Publications (in English)
- Sand waves in the North Sea Hydrographic review, Vol. XII, No. 1 (May 1935)
- Measurements in the Straits of Dover, and their relation to the Netherlands coasts (1935) PhD thesis Utrecht University
- Water movements in the Straits of Dover J. of Marine Research Vol. 13, no. 1 (1938) ; p. 7-36
- The analogy between tides and electrical currents Rijkswaterstaat BER037,
- Analogy between Tides and A.C. Electricity The Engineer, dec 1947 (pp 498, 520. 544)
- Research of Tidal Rivers in the Netherlands: a successful combination of theory and practice Dock & Harbour Authority, Vol. 27, Nos. 313 and 314, November and December 1946
- Estimates of tidal currents in The Panama Canal Zone (1947, unclear origin)
- The calculation of tides in new channels Transactions American Geophysical Union, 1947, Volume 28, Issue 6
- Dredge, Drain Reclaim (5th edition, 1960) Martinus Nijhof
- Ebb and flood channel systems in the Dutch tidal waters Bilingual version of a paper published in 1950 in the Journal of the Dutch Geographic VII. 67, 1950, 303-325
- Tidal Gullies in youngest peat layer of Groningen Proc. Int. Congress Sedimentology, Netherlands (1951) pp. 257–266
- Coasts, estuaries and tidal hydraulics Chapter from the "Civil Engineering Reference Book", edited by E.H. Probst and J. Comrie 1951 (pp1071–1106)
- English and Dutch methods of shore protection (correspondence on a article with R.R. Minikin) The Dock and Harour Authority, May–June 1952
- discussion on: "Application to an hydraulic problem" (by Glover, Herbert & Daum) transactions ASCE,1953 vol 118, pp1010–1028
- Land below sea level : Holland in its age-long fight against the waters 1953 Boucher, The Hague
- Tide-gauges, subsidence-gauges and floodstones in the Netherlands Geologie en Mijnbouw, 1954 (16) pp 214–219 (Symposium quaternary changes in level, especially in the Netherlands)
- Development of marine plains, penetration of sea water in Dutch tidal rivers and inland waters 1957 Pub. 38 IAHR conf Rome (111)

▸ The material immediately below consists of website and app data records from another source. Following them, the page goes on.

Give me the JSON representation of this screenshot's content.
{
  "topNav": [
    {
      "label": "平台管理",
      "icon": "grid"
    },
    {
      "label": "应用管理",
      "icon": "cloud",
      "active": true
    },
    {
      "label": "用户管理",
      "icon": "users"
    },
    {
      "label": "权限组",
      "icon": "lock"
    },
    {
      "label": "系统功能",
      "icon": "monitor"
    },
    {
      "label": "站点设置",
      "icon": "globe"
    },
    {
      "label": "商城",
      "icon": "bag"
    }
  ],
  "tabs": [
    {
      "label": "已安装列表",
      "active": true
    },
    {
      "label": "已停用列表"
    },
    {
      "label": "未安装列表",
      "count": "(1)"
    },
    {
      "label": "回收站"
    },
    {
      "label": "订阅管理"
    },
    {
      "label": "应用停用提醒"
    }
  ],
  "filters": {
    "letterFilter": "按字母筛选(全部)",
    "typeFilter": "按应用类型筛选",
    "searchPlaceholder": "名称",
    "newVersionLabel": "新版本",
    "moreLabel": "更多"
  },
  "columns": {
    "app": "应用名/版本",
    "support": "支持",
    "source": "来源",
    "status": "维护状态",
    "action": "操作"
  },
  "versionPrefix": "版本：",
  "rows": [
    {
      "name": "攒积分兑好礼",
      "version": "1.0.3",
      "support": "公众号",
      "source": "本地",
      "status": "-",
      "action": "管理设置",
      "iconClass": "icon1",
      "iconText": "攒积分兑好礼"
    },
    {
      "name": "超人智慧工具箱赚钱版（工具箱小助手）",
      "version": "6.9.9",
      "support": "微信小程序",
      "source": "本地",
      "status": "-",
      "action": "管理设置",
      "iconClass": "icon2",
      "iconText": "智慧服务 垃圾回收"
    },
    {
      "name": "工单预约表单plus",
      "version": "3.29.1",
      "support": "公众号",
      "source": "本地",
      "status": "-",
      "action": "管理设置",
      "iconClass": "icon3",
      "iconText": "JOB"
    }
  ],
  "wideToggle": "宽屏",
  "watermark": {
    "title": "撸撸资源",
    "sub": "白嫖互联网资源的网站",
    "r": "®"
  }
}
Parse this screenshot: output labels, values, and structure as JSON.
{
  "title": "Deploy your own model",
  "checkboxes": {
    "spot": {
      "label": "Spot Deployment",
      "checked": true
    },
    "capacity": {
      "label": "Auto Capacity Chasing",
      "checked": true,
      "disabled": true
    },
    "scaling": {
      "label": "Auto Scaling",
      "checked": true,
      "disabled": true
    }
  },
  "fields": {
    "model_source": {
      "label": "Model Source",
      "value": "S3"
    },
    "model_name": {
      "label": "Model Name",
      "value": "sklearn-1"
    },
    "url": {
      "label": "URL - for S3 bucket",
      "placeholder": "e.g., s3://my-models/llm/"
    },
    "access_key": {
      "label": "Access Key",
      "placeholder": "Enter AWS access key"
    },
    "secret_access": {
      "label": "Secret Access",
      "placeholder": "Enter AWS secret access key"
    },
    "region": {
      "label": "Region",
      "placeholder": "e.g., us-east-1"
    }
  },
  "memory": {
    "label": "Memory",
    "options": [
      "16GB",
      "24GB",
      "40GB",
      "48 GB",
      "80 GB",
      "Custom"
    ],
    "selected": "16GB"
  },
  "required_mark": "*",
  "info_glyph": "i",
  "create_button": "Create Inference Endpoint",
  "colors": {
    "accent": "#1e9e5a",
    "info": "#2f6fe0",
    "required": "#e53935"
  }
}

- Necessity of subsidence-gauges Publ. Dutch Geodetic Society for the UGGI congress 1957
- The Rotterdam waterway considered as a rivermouth "De Ingienieur, 1958, nr 28
For a full list of all his publications (mainly in Dutch) is referred to the Tresor of Dutch Hydraulic Engingeering.
- Van der Ham (2003), ch. 1
- Van der Ham (2003), ch. 2
- Van der Ham (2003), ch. 3
- Van der Ham (2003), ch. 4
- Van Veen, Johan (1962). Dredge, Drain, Reclaim, the Art of a Nation. The Hague, Netherlands: Matinus Nijhoff. p. 200.
- Van der Ham (2003), ch. 8
- Van Veen (1936), p164-166
- Van Veen (1941)
- Van Veen (1937)
- Rooijendijk 2009, p347
- Van der Ham (2003), p24
- Van der Ham (2003), p228
- Rooijendijk, Cordula (2009). Waterwolven: een geschiedenis van stormvloeden, dijkenbouwers en droogmakers [waterwolves, a history of storm surges, dike builders and reclaimers] (in Dutch). Uitgeverij Atlas. ISBN 9789046703380.
- Van der Ham, Willem (2003). Meester van de zee. Johan van Veen (1893-1959), waterstaatsingenieur [Master of the Sea. Johan van Veen (1893-1959), Engineer at Rijkswaterstaat] (in Dutch). Uitgeverij Balans. ISBN 9050185959.
- Van Veen, Johan (1936). Onderzoekingen in de hoofden [Research in the Strait of Dover] (Thesis) (in Dutch). Utrecht University.
- Van Veen, Johan (7 May 1937). "Getijstroomberekeningen met behulp van wetten analoog aan die van Ohm en Kirchhoff" [Calculation of tidal current using laws analog to those of Ohm and Kirchhoff]. De Ingenieur (in Dutch). 52 (19): B73–B81.
- Van Veen, Johan (7 March 1941). "Twee middelen om het zoutbezwaar bij zeesluizen op te heffen" [Two methods to solve the salt-intrusion problems at navigation locks]. De Ingenieur (in Dutch). 56 (10): B33–B34.